Empathy, in particular, is not only the foundation for meaningful social innovation projects (pro-bono or for-profit), it is also the very prerequisite for every act of human cooperation. Sympathy creates compassion, empathy breeds solidarity. However, solidarity does not always mean consensus, as UCLA's Ramesh Srinivasan pointed out. He suggested the indigenous use of digital objects and called for systems that "celebrate difference" instead of eradicating it.
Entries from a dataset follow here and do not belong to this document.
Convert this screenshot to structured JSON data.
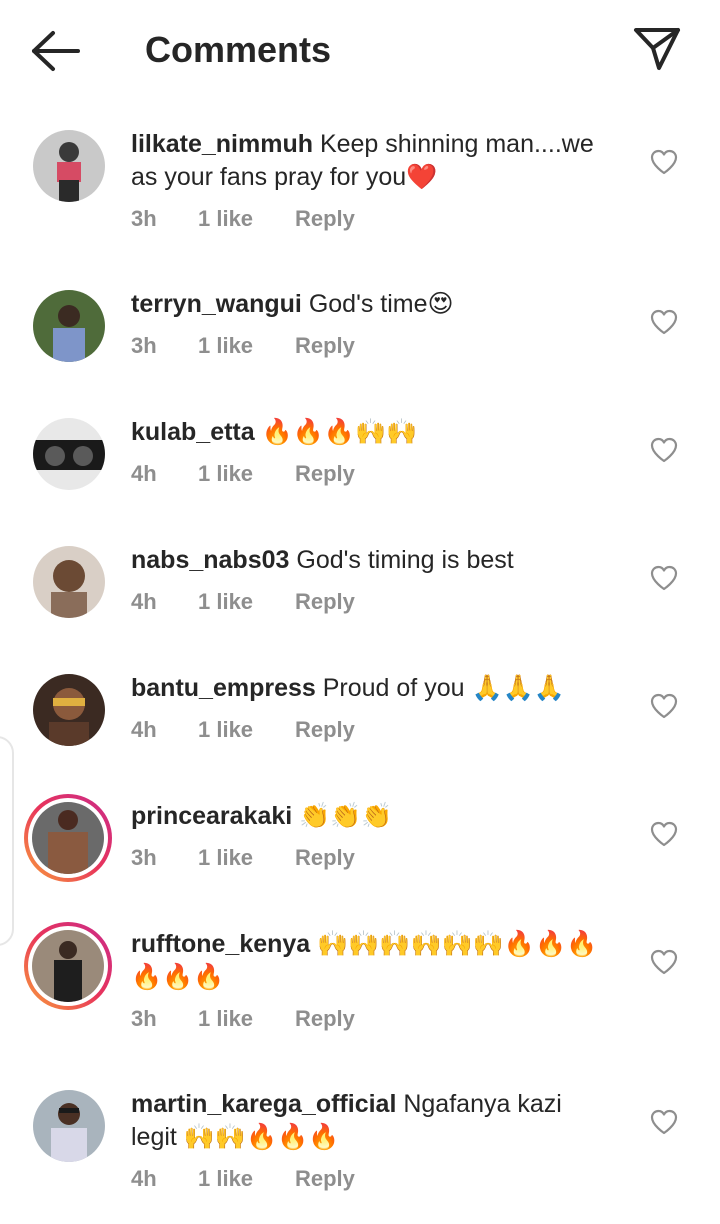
{
  "header": {
    "title": "Comments",
    "back_icon": "arrow-left-icon",
    "share_icon": "paper-plane-icon"
  },
  "comments": [
    {
      "username": "lilkate_nimmuh",
      "text": " Keep shinning man....we as your fans pray for you❤️",
      "time": "3h",
      "likes": "1 like",
      "reply": "Reply"
    },
    {
      "username": "terryn_wangui",
      "text": " God's time😍",
      "time": "3h",
      "likes": "1 like",
      "reply": "Reply"
    },
    {
      "username": "kulab_etta",
      "text": " 🔥🔥🔥🙌🙌",
      "time": "4h",
      "likes": "1 like",
      "reply": "Reply"
    },
    {
      "username": "nabs_nabs03",
      "text": " God's timing is best",
      "time": "4h",
      "likes": "1 like",
      "reply": "Reply"
    },
    {
      "username": "bantu_empress",
      "text": " Proud of you 🙏🙏🙏",
      "time": "4h",
      "likes": "1 like",
      "reply": "Reply"
    },
    {
      "username": "princearakaki",
      "text": " 👏👏👏",
      "time": "3h",
      "likes": "1 like",
      "reply": "Reply"
    },
    {
      "username": "rufftone_kenya",
      "text": " 🙌🙌🙌🙌🙌🙌🔥🔥🔥🔥🔥🔥",
      "time": "3h",
      "likes": "1 like",
      "reply": "Reply"
    },
    {
      "username": "martin_karega_official",
      "text": " Ngafanya kazi legit 🙌🙌🔥🔥🔥",
      "time": "4h",
      "likes": "1 like",
      "reply": "Reply"
    }
  ],
  "colors": {
    "text": "#262626",
    "muted": "#8e8e8e",
    "story_ring": "#e8345b"
  }
}
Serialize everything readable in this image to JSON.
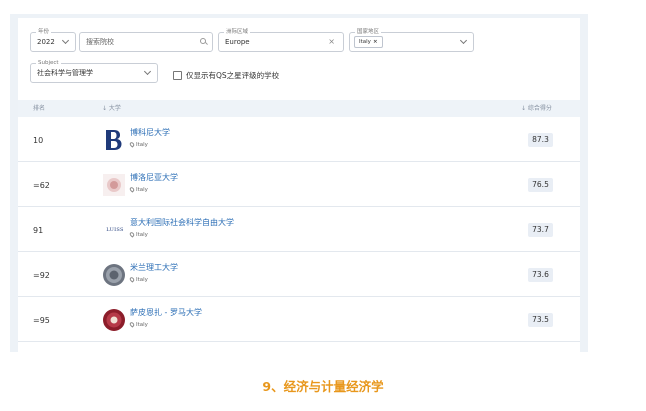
{
  "filters": {
    "year": {
      "legend": "年份",
      "value": "2022"
    },
    "search": {
      "placeholder": "搜索院校"
    },
    "region": {
      "legend": "洲际区域",
      "value": "Europe"
    },
    "country": {
      "legend": "国家地区",
      "chip": "Italy"
    },
    "subject": {
      "legend": "Subject",
      "value": "社会科学与管理学"
    },
    "qs_only_label": "仅显示有QS之星评级的学校"
  },
  "table": {
    "col_rank": "排名",
    "col_university": "↓ 大学",
    "col_score": "↓ 综合得分",
    "rows": [
      {
        "rank": "10",
        "name": "博科尼大学",
        "country": "Italy",
        "score": "87.3",
        "logo": "bocconi-logo"
      },
      {
        "rank": "=62",
        "name": "博洛尼亚大学",
        "country": "Italy",
        "score": "76.5",
        "logo": "bologna-logo"
      },
      {
        "rank": "91",
        "name": "意大利国际社会科学自由大学",
        "country": "Italy",
        "score": "73.7",
        "logo": "luiss-logo"
      },
      {
        "rank": "=92",
        "name": "米兰理工大学",
        "country": "Italy",
        "score": "73.6",
        "logo": "polimi-logo"
      },
      {
        "rank": "=95",
        "name": "萨皮恩扎 - 罗马大学",
        "country": "Italy",
        "score": "73.5",
        "logo": "sapienza-logo"
      }
    ]
  },
  "logos": {
    "luiss_text": "LUISS"
  },
  "footer": {
    "title": "9、经济与计量经济学"
  },
  "colors": {
    "accent": "#2a6db5",
    "footer": "#e8971c",
    "panel_bg": "#edf2f7"
  }
}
Finally, Bill Thompson's vision of the future was optimistically fatalistic or pessimistically upbeat, depending on your point of view. He rocked the house with a provocative obituary. "Privacy is dead," he argued passionately, "get over it!" Instead of complaining about this, Thompson pledged we should embrace the new freedom that comes with radical transparency. The abstract of his talk is so succinct that I simply want to repost it here verbatim:
"The enlightenment idea of privacy is breaking apart under the strain of new technologies, social tools and the emergence of the database state. We cannot hold back the tide, but we can use it as an opportunity to rethink what we understand by 'personality', how we engage and interact with others and where the boundaries can be put between the public and private. Those of us who are ahead of the curve when it comes to the adoption and use of technologies that undermine the old model of privacy have much to teach those who will come after us, and can offer advice and support to those who might be unhappy to have their movements, eating habits, friendships and patterns of media consumption made available to all. But every Twitterer, Tumblr, Dopplr or Brightkite user at Lift is sharing more data with more people than even the FBI under Hoover or the Stasi at the height of its powers could have dreamed of. And we do so willingly, hoping to benefit in unquantifiable ways from this unwarranted--in all senses--disclosure. I'll argue that we are in the vanguard of creating not just new forms of social organization but new ways of being human."
This new post-privacy era is not without risks: Thompson conceded that "some will suffer, some will even suffer imprisonment." But that wouldn't release us, the digital avant-garde, from our responsibilities. His mandate for the creative tech community assembled at LIFT09 was in fact a moral obligation: "You need to act as mentors for everyone living their life in the open."
I have, I do, I will.